**What needs to be done**
The answer should match the entries below word for word, minus their pictures.

++++ Source data

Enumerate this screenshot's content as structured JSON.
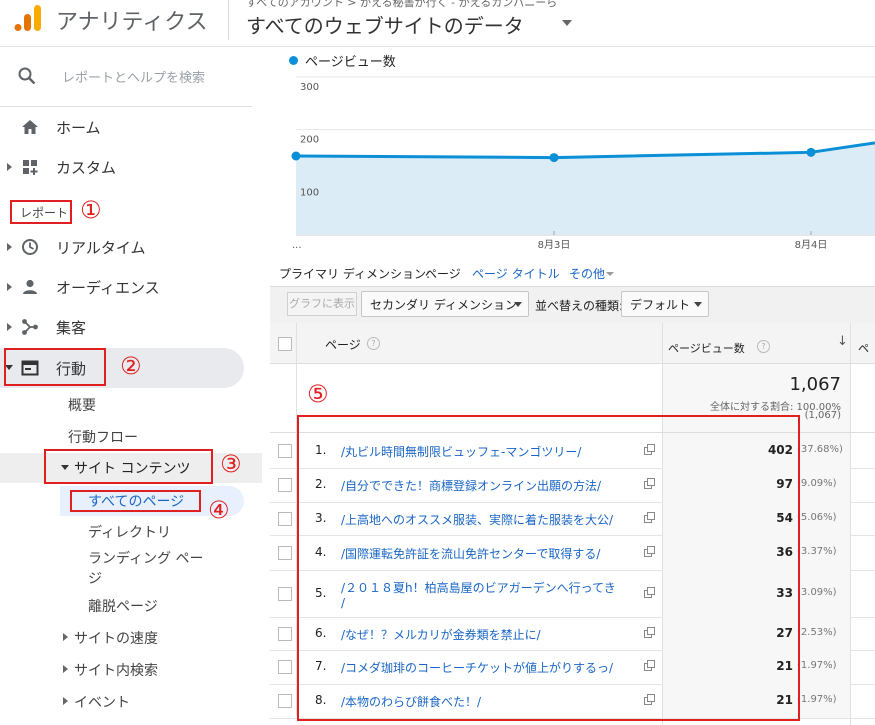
{
  "header": {
    "app_name": "アナリティクス",
    "breadcrumb": "すべてのアカウント > かえる秘書が行く - かえるカンパニーら",
    "view_name": "すべてのウェブサイトのデータ"
  },
  "sidebar": {
    "search_placeholder": "レポートとヘルプを検索",
    "home": "ホーム",
    "custom": "カスタム",
    "reports_heading": "レポート",
    "realtime": "リアルタイム",
    "audience": "オーディエンス",
    "acquisition": "集客",
    "behavior": "行動",
    "behavior_sub": {
      "overview": "概要",
      "flow": "行動フロー",
      "site_content": "サイト コンテンツ",
      "all_pages": "すべてのページ",
      "directory": "ディレクトリ",
      "landing_pages_1": "ランディング ペー",
      "landing_pages_2": "ジ",
      "exit_pages": "離脱ページ",
      "site_speed": "サイトの速度",
      "site_search": "サイト内検索",
      "events": "イベント"
    }
  },
  "annotations": [
    "①",
    "②",
    "③",
    "④",
    "⑤"
  ],
  "colors": {
    "accent": "#0b8fd6",
    "annotation": "#e02020",
    "link": "#1a66c6"
  },
  "chart_data": {
    "type": "area",
    "legend": "ページビュー数",
    "y_ticks": [
      "300",
      "200",
      "100"
    ],
    "ylim": [
      0,
      300
    ],
    "x_ticks": [
      "...",
      "8月3日",
      "8月4日"
    ],
    "points": [
      {
        "x": "8月2日",
        "y": 150
      },
      {
        "x": "8月3日",
        "y": 147
      },
      {
        "x": "8月4日",
        "y": 157
      },
      {
        "x": "8月5日",
        "y": 175
      }
    ]
  },
  "dimension_bar": {
    "label": "プライマリ ディメンション:",
    "page": "ページ",
    "page_title": "ページ タイトル",
    "other": "その他"
  },
  "toolbar": {
    "graph_button": "グラフに表示",
    "secondary_dimension": "セカンダリ ディメンション",
    "sort_label": "並べ替えの種類:",
    "sort_value": "デフォルト"
  },
  "table": {
    "col_page": "ページ",
    "col_pageviews": "ページビュー数",
    "col_next_partial": "ペ",
    "total_value": "1,067",
    "total_pct_text": "全体に対する割合: 100.00%",
    "total_paren": "(1,067)",
    "rows": [
      {
        "num": "1.",
        "page": "/丸ビル時間無制限ビュッフェ-マンゴツリー/",
        "value": "402",
        "pct": "(37.68%)"
      },
      {
        "num": "2.",
        "page": "/自分でできた！商標登録オンライン出願の方法/",
        "value": "97",
        "pct": "(9.09%)"
      },
      {
        "num": "3.",
        "page": "/上高地へのオススメ服装、実際に着た服装を大公/",
        "value": "54",
        "pct": "(5.06%)"
      },
      {
        "num": "4.",
        "page": "/国際運転免許証を流山免許センターで取得する/",
        "value": "36",
        "pct": "(3.37%)"
      },
      {
        "num": "5.",
        "page": "/２０１８夏h！柏高島屋のビアガーデンへ行ってき",
        "page_line2": "/",
        "value": "33",
        "pct": "(3.09%)"
      },
      {
        "num": "6.",
        "page": "/なぜ！？メルカリが金券類を禁止に/",
        "value": "27",
        "pct": "(2.53%)"
      },
      {
        "num": "7.",
        "page": "/コメダ珈琲のコーヒーチケットが値上がりするっ/",
        "value": "21",
        "pct": "(1.97%)"
      },
      {
        "num": "8.",
        "page": "/本物のわらび餅食べた！/",
        "value": "21",
        "pct": "(1.97%)"
      }
    ]
  }
}
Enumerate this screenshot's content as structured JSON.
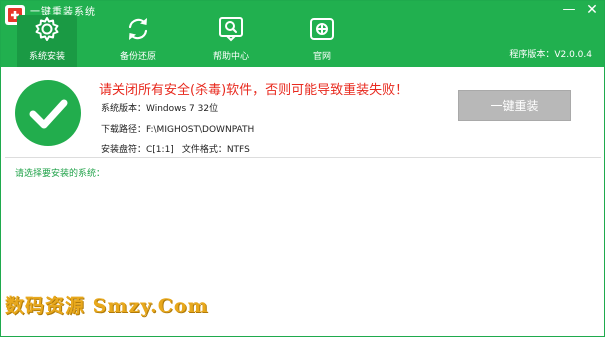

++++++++

**Your response**
Enumerate this screenshot's content as structured JSON.
{
  "header": {
    "app_name": "アナリティクス",
    "breadcrumb": "すべてのアカウント > かえる秘書が行く - かえるカンパニーら",
    "view_name": "すべてのウェブサイトのデータ"
  },
  "sidebar": {
    "search_placeholder": "レポートとヘルプを検索",
    "home": "ホーム",
    "custom": "カスタム",
    "reports_heading": "レポート",
    "realtime": "リアルタイム",
    "audience": "オーディエンス",
    "acquisition": "集客",
    "behavior": "行動",
    "behavior_sub": {
      "overview": "概要",
      "flow": "行動フロー",
      "site_content": "サイト コンテンツ",
      "all_pages": "すべてのページ",
      "directory": "ディレクトリ",
      "landing_pages_1": "ランディング ペー",
      "landing_pages_2": "ジ",
      "exit_pages": "離脱ページ",
      "site_speed": "サイトの速度",
      "site_search": "サイト内検索",
      "events": "イベント"
    }
  },
  "annotations": [
    "①",
    "②",
    "③",
    "④",
    "⑤"
  ],
  "colors": {
    "accent": "#0b8fd6",
    "annotation": "#e02020",
    "link": "#1a66c6"
  },
  "chart_data": {
    "type": "area",
    "legend": "ページビュー数",
    "y_ticks": [
      "300",
      "200",
      "100"
    ],
    "ylim": [
      0,
      300
    ],
    "x_ticks": [
      "...",
      "8月3日",
      "8月4日"
    ],
    "points": [
      {
        "x": "8月2日",
        "y": 150
      },
      {
        "x": "8月3日",
        "y": 147
      },
      {
        "x": "8月4日",
        "y": 157
      },
      {
        "x": "8月5日",
        "y": 175
      }
    ]
  },
  "dimension_bar": {
    "label": "プライマリ ディメンション:",
    "page": "ページ",
    "page_title": "ページ タイトル",
    "other": "その他"
  },
  "toolbar": {
    "graph_button": "グラフに表示",
    "secondary_dimension": "セカンダリ ディメンション",
    "sort_label": "並べ替えの種類:",
    "sort_value": "デフォルト"
  },
  "table": {
    "col_page": "ページ",
    "col_pageviews": "ページビュー数",
    "col_next_partial": "ペ",
    "total_value": "1,067",
    "total_pct_text": "全体に対する割合: 100.00%",
    "total_paren": "(1,067)",
    "rows": [
      {
        "num": "1.",
        "page": "/丸ビル時間無制限ビュッフェ-マンゴツリー/",
        "value": "402",
        "pct": "(37.68%)"
      },
      {
        "num": "2.",
        "page": "/自分でできた！商標登録オンライン出願の方法/",
        "value": "97",
        "pct": "(9.09%)"
      },
      {
        "num": "3.",
        "page": "/上高地へのオススメ服装、実際に着た服装を大公/",
        "value": "54",
        "pct": "(5.06%)"
      },
      {
        "num": "4.",
        "page": "/国際運転免許証を流山免許センターで取得する/",
        "value": "36",
        "pct": "(3.37%)"
      },
      {
        "num": "5.",
        "page": "/２０１８夏h！柏高島屋のビアガーデンへ行ってき",
        "page_line2": "/",
        "value": "33",
        "pct": "(3.09%)"
      },
      {
        "num": "6.",
        "page": "/なぜ！？メルカリが金券類を禁止に/",
        "value": "27",
        "pct": "(2.53%)"
      },
      {
        "num": "7.",
        "page": "/コメダ珈琲のコーヒーチケットが値上がりするっ/",
        "value": "21",
        "pct": "(1.97%)"
      },
      {
        "num": "8.",
        "page": "/本物のわらび餅食べた！/",
        "value": "21",
        "pct": "(1.97%)"
      }
    ]
  }
}
Enumerate this screenshot's content as structured JSON.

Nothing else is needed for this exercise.